### Prompt
Search the entries below for the word "JSON", then copy each line in which it is found.

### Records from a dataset
=== Section Start ===

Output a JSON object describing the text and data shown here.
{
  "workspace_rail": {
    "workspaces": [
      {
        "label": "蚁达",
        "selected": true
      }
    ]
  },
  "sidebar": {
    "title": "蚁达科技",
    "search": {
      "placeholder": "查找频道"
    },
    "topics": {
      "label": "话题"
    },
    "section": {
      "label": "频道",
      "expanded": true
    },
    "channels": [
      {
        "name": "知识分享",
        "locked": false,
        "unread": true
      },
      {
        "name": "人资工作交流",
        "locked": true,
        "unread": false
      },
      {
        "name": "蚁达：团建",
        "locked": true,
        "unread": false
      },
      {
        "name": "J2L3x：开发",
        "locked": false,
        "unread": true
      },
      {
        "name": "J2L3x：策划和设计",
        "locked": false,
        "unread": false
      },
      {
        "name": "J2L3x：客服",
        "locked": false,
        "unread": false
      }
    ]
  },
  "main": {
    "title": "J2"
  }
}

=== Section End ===
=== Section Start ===

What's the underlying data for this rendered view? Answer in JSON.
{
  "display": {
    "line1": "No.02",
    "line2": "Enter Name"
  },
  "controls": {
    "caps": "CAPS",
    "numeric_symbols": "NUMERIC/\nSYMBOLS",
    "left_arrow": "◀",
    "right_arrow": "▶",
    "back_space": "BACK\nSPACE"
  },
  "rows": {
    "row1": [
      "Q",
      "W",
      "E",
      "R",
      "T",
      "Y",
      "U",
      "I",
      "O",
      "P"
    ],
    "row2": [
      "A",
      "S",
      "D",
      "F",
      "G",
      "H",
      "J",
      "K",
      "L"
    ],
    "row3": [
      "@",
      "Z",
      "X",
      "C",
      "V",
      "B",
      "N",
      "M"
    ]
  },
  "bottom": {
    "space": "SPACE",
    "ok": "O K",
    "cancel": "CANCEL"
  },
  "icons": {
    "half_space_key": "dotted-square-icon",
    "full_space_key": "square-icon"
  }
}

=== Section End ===

### Problem solution
Output a JSON object describing the text and data shown here.
What's the underlying data for this rendered view? Answer in JSON.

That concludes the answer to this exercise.